**Task goal**
The records below are to be duplicated character for character.

**The input**

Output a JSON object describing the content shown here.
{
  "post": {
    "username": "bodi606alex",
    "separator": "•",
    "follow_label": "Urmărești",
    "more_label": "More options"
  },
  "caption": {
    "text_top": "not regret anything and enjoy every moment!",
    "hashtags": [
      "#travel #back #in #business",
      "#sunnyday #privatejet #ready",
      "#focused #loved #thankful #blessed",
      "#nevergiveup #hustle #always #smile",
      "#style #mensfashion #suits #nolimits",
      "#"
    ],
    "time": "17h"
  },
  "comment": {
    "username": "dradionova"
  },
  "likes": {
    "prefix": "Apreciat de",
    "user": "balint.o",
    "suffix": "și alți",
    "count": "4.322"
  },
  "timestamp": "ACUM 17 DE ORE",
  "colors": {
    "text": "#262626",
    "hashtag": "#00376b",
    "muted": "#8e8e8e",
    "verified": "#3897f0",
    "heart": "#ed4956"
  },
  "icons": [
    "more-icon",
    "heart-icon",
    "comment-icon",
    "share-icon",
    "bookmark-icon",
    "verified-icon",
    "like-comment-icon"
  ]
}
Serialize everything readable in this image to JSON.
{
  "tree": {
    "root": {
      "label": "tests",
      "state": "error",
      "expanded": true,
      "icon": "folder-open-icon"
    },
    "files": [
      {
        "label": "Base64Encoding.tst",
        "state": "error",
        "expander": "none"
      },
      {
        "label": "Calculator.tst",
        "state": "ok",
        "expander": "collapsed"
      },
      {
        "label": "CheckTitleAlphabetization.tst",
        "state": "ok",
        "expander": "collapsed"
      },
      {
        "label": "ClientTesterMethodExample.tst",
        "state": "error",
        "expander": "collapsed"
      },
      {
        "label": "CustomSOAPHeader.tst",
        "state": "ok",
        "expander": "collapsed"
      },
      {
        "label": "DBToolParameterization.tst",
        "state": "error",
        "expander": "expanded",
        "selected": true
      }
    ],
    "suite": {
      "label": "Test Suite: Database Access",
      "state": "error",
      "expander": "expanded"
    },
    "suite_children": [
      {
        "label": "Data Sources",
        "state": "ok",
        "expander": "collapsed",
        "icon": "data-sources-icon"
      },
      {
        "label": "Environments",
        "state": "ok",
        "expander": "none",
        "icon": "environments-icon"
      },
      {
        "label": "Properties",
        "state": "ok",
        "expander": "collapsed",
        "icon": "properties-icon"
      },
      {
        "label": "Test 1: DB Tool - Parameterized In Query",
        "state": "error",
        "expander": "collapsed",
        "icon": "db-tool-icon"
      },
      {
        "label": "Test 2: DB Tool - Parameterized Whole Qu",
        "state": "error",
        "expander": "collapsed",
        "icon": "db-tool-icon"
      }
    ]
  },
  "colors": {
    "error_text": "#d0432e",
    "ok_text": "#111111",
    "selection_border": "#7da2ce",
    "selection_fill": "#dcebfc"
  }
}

**Final answer**
Output a JSON object describing the content shown here.
{
  "post": {
    "username": "bodi606alex",
    "separator": "•",
    "follow_label": "Urmărești",
    "more_label": "More options"
  },
  "caption": {
    "text_top": "not regret anything and enjoy every moment!",
    "hashtags": [
      "#travel #back #in #business",
      "#sunnyday #privatejet #ready",
      "#focused #loved #thankful #blessed",
      "#nevergiveup #hustle #always #smile",
      "#style #mensfashion #suits #nolimits",
      "#"
    ],
    "time": "17h"
  },
  "comment": {
    "username": "dradionova"
  },
  "likes": {
    "prefix": "Apreciat de",
    "user": "balint.o",
    "suffix": "și alți",
    "count": "4.322"
  },
  "timestamp": "ACUM 17 DE ORE",
  "colors": {
    "text": "#262626",
    "hashtag": "#00376b",
    "muted": "#8e8e8e",
    "verified": "#3897f0",
    "heart": "#ed4956"
  },
  "icons": [
    "more-icon",
    "heart-icon",
    "comment-icon",
    "share-icon",
    "bookmark-icon",
    "verified-icon",
    "like-comment-icon"
  ]
}
Serialize everything readable in this image to JSON.
{
  "tree": {
    "root": {
      "label": "tests",
      "state": "error",
      "expanded": true,
      "icon": "folder-open-icon"
    },
    "files": [
      {
        "label": "Base64Encoding.tst",
        "state": "error",
        "expander": "none"
      },
      {
        "label": "Calculator.tst",
        "state": "ok",
        "expander": "collapsed"
      },
      {
        "label": "CheckTitleAlphabetization.tst",
        "state": "ok",
        "expander": "collapsed"
      },
      {
        "label": "ClientTesterMethodExample.tst",
        "state": "error",
        "expander": "collapsed"
      },
      {
        "label": "CustomSOAPHeader.tst",
        "state": "ok",
        "expander": "collapsed"
      },
      {
        "label": "DBToolParameterization.tst",
        "state": "error",
        "expander": "expanded",
        "selected": true
      }
    ],
    "suite": {
      "label": "Test Suite: Database Access",
      "state": "error",
      "expander": "expanded"
    },
    "suite_children": [
      {
        "label": "Data Sources",
        "state": "ok",
        "expander": "collapsed",
        "icon": "data-sources-icon"
      },
      {
        "label": "Environments",
        "state": "ok",
        "expander": "none",
        "icon": "environments-icon"
      },
      {
        "label": "Properties",
        "state": "ok",
        "expander": "collapsed",
        "icon": "properties-icon"
      },
      {
        "label": "Test 1: DB Tool - Parameterized In Query",
        "state": "error",
        "expander": "collapsed",
        "icon": "db-tool-icon"
      },
      {
        "label": "Test 2: DB Tool - Parameterized Whole Qu",
        "state": "error",
        "expander": "collapsed",
        "icon": "db-tool-icon"
      }
    ]
  },
  "colors": {
    "error_text": "#d0432e",
    "ok_text": "#111111",
    "selection_border": "#7da2ce",
    "selection_fill": "#dcebfc"
  }
}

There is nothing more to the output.